• _Assignment_: Extract every line from the records below that contains the word "username".

[App and web page records]
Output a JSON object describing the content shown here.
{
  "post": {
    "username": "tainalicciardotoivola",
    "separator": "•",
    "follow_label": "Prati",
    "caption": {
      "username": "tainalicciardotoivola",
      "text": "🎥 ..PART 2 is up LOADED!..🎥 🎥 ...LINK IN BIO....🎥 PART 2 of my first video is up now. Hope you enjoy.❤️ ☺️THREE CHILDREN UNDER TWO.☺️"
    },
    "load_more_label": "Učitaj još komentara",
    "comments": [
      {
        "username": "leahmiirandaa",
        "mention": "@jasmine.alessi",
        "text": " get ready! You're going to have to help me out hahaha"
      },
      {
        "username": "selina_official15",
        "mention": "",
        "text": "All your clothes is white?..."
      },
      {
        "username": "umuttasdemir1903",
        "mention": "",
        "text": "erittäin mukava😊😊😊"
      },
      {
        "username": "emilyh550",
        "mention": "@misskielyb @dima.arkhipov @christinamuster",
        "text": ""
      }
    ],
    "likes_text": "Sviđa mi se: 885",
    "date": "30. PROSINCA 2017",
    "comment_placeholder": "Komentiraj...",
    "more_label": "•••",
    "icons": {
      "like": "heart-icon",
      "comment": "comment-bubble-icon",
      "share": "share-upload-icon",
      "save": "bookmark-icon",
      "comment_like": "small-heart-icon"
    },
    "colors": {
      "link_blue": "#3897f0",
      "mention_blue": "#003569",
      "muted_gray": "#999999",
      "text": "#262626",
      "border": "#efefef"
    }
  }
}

• _Problem solution_:
    "username": "tainalicciardotoivola",
      "username": "tainalicciardotoivola",
        "username": "leahmiirandaa",
        "username": "selina_official15",
        "username": "umuttasdemir1903",
        "username": "emilyh550",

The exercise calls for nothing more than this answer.